§ **What you need to do**: Your task is to copy each line of the material that holds the word "using".

Input material: Begin

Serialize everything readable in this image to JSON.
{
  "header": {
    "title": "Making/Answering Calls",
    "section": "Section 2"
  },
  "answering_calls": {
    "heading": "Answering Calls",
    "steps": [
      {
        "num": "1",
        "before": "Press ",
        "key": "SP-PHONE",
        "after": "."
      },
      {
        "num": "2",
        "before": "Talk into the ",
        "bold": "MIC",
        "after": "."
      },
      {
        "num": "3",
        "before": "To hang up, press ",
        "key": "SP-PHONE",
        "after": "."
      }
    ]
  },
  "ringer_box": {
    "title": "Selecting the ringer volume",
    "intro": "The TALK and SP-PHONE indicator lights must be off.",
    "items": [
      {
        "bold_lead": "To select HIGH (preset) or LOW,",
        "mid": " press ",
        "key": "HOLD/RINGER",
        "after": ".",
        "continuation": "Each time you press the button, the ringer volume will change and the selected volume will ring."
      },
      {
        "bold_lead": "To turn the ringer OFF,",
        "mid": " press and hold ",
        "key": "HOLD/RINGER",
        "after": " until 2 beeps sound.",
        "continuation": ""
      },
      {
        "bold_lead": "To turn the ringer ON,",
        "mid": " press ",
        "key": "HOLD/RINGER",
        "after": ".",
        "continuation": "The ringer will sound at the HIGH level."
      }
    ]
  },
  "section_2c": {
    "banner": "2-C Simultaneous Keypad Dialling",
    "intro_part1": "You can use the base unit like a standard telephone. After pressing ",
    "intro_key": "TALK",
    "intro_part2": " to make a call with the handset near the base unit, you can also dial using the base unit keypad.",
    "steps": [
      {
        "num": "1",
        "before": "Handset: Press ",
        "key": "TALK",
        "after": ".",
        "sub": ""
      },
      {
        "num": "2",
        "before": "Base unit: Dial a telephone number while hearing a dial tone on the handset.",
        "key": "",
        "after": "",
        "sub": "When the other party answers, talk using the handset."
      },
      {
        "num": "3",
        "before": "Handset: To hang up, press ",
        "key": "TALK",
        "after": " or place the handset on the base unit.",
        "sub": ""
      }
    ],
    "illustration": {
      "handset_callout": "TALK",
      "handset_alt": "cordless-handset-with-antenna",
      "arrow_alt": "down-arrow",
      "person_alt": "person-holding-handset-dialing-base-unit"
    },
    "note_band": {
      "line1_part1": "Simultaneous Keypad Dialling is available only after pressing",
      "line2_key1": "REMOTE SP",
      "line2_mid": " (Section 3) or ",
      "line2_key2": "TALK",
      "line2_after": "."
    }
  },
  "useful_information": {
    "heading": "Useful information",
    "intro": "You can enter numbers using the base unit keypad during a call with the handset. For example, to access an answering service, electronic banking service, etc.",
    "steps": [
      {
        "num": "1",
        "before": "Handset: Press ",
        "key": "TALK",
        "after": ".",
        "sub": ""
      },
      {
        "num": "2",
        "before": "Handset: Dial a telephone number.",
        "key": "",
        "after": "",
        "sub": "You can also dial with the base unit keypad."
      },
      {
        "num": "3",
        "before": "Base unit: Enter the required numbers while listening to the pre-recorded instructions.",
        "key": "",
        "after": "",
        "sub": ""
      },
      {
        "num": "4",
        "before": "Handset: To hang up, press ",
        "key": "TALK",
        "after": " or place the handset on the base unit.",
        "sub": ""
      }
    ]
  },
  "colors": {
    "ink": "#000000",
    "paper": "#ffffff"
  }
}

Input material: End

§ **Written reply**:
    "intro_part2": " to make a call with the handset near the base unit, you can also dial using the base unit keypad.",
        "sub": "When the other party answers, talk using the handset."
    "intro": "You can enter numbers using the base unit keypad during a call with the handset. For example, to access an answering service, electronic banking service, etc.",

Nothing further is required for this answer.